As a fire and life safety company, we talk a lot about the different ways to prevent the spread of fire and smoke through a facility’s passive fire protection systems. However, we don’t talk a lot about the different ways of preventing a fire from starting in the first place. For the most part, fire prevention seems pretty obvious and straight forward. For example, never leaving cooking unattended, fixing damaged electronics and disposing cigarettes in a safe manner all seem so obvious. But what about the less obvious ways, like cleaning ducts in your facility?

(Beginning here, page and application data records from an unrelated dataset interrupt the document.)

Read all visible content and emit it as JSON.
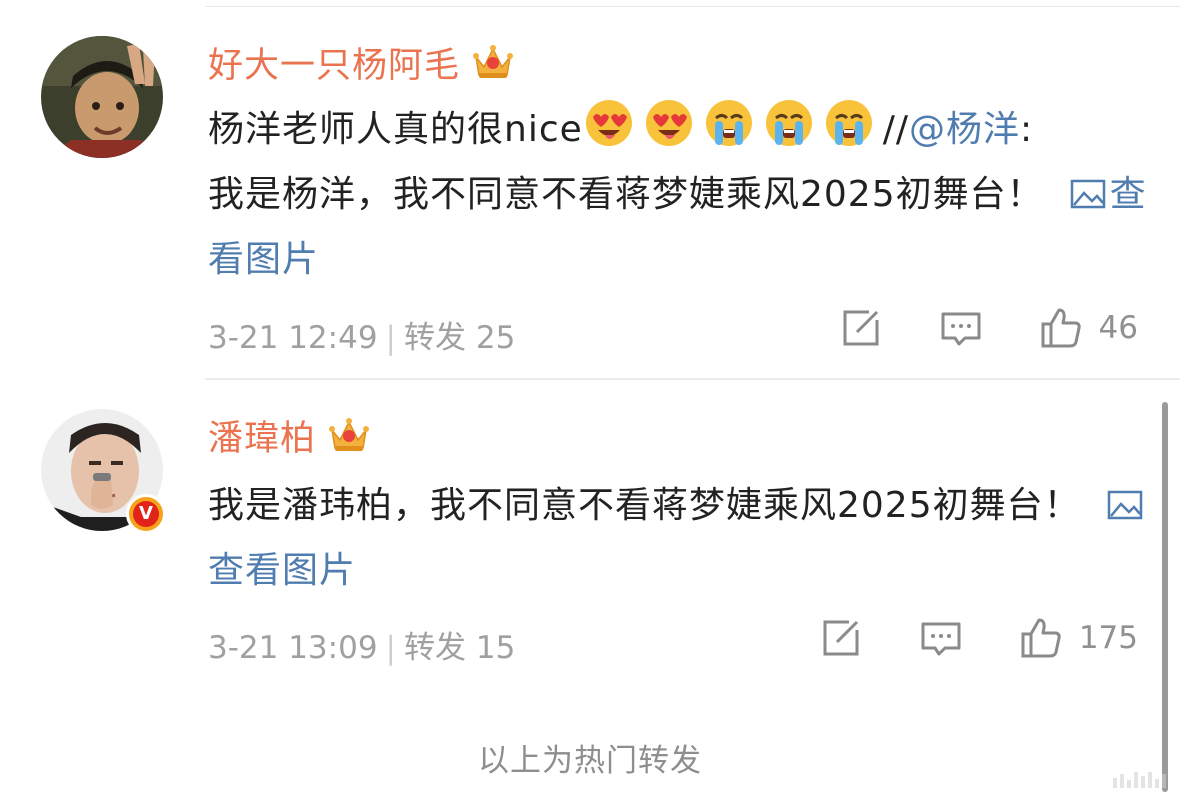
{
  "comments": [
    {
      "username": "好大一只杨阿毛",
      "body_part1": "杨洋老师人真的很nice",
      "repost_prefix": "//",
      "mention": "@杨洋",
      "body_part2": ":",
      "body_part3": "我是杨洋，我不同意不看蒋梦婕乘风2025初舞台！",
      "view_pic": "查看图片",
      "time": "3-21 12:49",
      "repost_label": "转发 25",
      "likes": "46"
    },
    {
      "username": "潘瑋柏",
      "verified_badge": "V",
      "body_text": "我是潘玮柏，我不同意不看蒋梦婕乘风2025初舞台！",
      "view_pic": "查看图片",
      "time": "3-21 13:09",
      "repost_label": "转发 15",
      "likes": "175"
    }
  ],
  "meta_separator": "|",
  "footer": "以上为热门转发",
  "colors": {
    "username": "#eb7350",
    "link": "#507daf",
    "meta": "#a0a0a0",
    "text": "#222222"
  },
  "icons": [
    "crown-icon",
    "heart-eyes-emoji",
    "crying-emoji",
    "image-icon",
    "edit-icon",
    "comment-icon",
    "thumbs-up-icon"
  ]
}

When thinking about fire prevention tactics, duct cleaning to prevent a fire from starting is probably not the first thing you would think about. Not to mention, ducts are typically hidden above the ceiling, so they are always out of sight. But there is more than just ducts above a facility’s ceiling. There are mechanical systems, structural elements, wires and anything else that would be hidden above the ceiling. And with work from insulation, firestopping as well as construction, dust can easily build up quick.

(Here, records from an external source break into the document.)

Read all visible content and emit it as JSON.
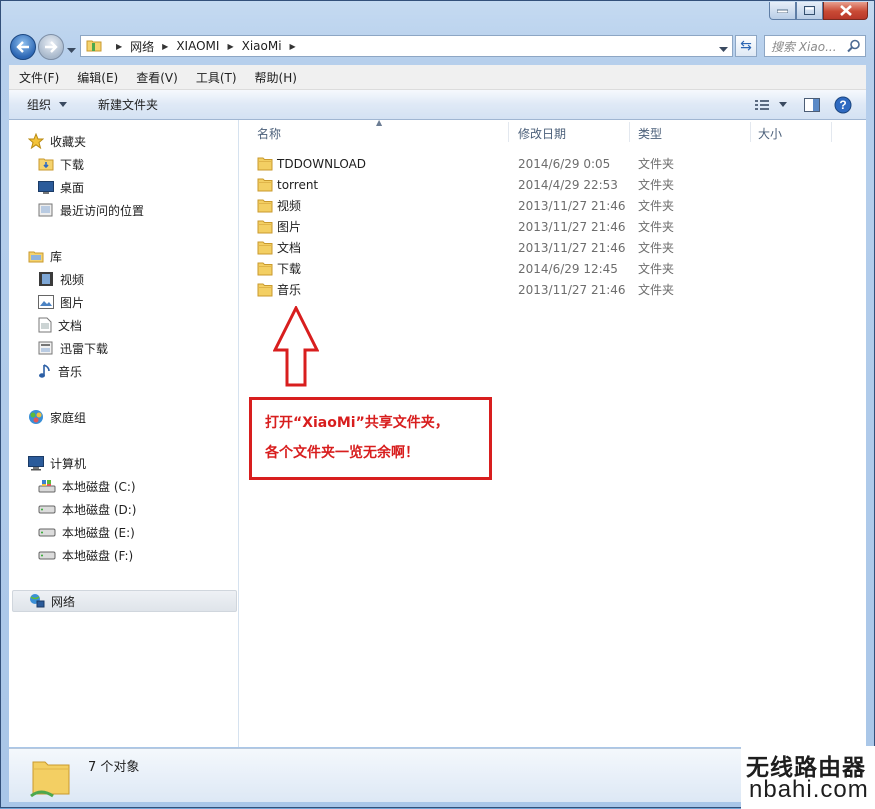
{
  "window": {
    "caption_buttons": [
      "minimize",
      "maximize",
      "close"
    ]
  },
  "address": {
    "segments": [
      "网络",
      "XIAOMI",
      "XiaoMi"
    ],
    "search_placeholder": "搜索 Xiao..."
  },
  "menubar": {
    "items": [
      "文件(F)",
      "编辑(E)",
      "查看(V)",
      "工具(T)",
      "帮助(H)"
    ]
  },
  "toolbar": {
    "organize_label": "组织",
    "new_folder_label": "新建文件夹"
  },
  "nav": {
    "favorites": {
      "header": "收藏夹",
      "items": [
        "下载",
        "桌面",
        "最近访问的位置"
      ]
    },
    "libraries": {
      "header": "库",
      "items": [
        "视频",
        "图片",
        "文档",
        "迅雷下载",
        "音乐"
      ]
    },
    "homegroup": {
      "header": "家庭组"
    },
    "computer": {
      "header": "计算机",
      "items": [
        "本地磁盘 (C:)",
        "本地磁盘 (D:)",
        "本地磁盘 (E:)",
        "本地磁盘 (F:)"
      ]
    },
    "network": {
      "header": "网络"
    }
  },
  "columns": [
    "名称",
    "修改日期",
    "类型",
    "大小"
  ],
  "files": [
    {
      "name": "TDDOWNLOAD",
      "date": "2014/6/29 0:05",
      "type": "文件夹"
    },
    {
      "name": "torrent",
      "date": "2014/4/29 22:53",
      "type": "文件夹"
    },
    {
      "name": "视频",
      "date": "2013/11/27 21:46",
      "type": "文件夹"
    },
    {
      "name": "图片",
      "date": "2013/11/27 21:46",
      "type": "文件夹"
    },
    {
      "name": "文档",
      "date": "2013/11/27 21:46",
      "type": "文件夹"
    },
    {
      "name": "下载",
      "date": "2014/6/29 12:45",
      "type": "文件夹"
    },
    {
      "name": "音乐",
      "date": "2013/11/27 21:46",
      "type": "文件夹"
    }
  ],
  "annotation": {
    "line1": "打开“XiaoMi”共享文件夹，",
    "line2": "各个文件夹一览无余啊！",
    "color": "#d81e1e"
  },
  "status": {
    "text": "7 个对象"
  },
  "watermark": {
    "cn": "无线路由器",
    "en": "nbahi.com"
  }
}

Accumulated dust can pose as a fire hazard. Dust is flammable and a fire can start from a spark of energy, or an extremely hot surface. The more dust build up there is, the more chances there are for a fire to happen. According to NFPA 654, annex D states that cleaning is needed immediately “whenever a dust layer of 1/32- inch thickness accumulates over a surface area of at least 5% of the floor area of the facility or any given room.” The same rule applies when it comes to cleaning a facility’s ductwork.
Although duct cleaning may not be the first thing you think about in fire prevention, it is important to clean your facility’s ducts. Not only does cleaning ducts help reduce the risk of a fire from starting, but it improves airflow in your facility’s HVAC system. All dust can be a fire hazard, and by cleaning your facility’s ducts, you are preventing dust from accumulating. By preventing dust from accumulating, you are ultimately helping to reduce the chances of a fire from starting.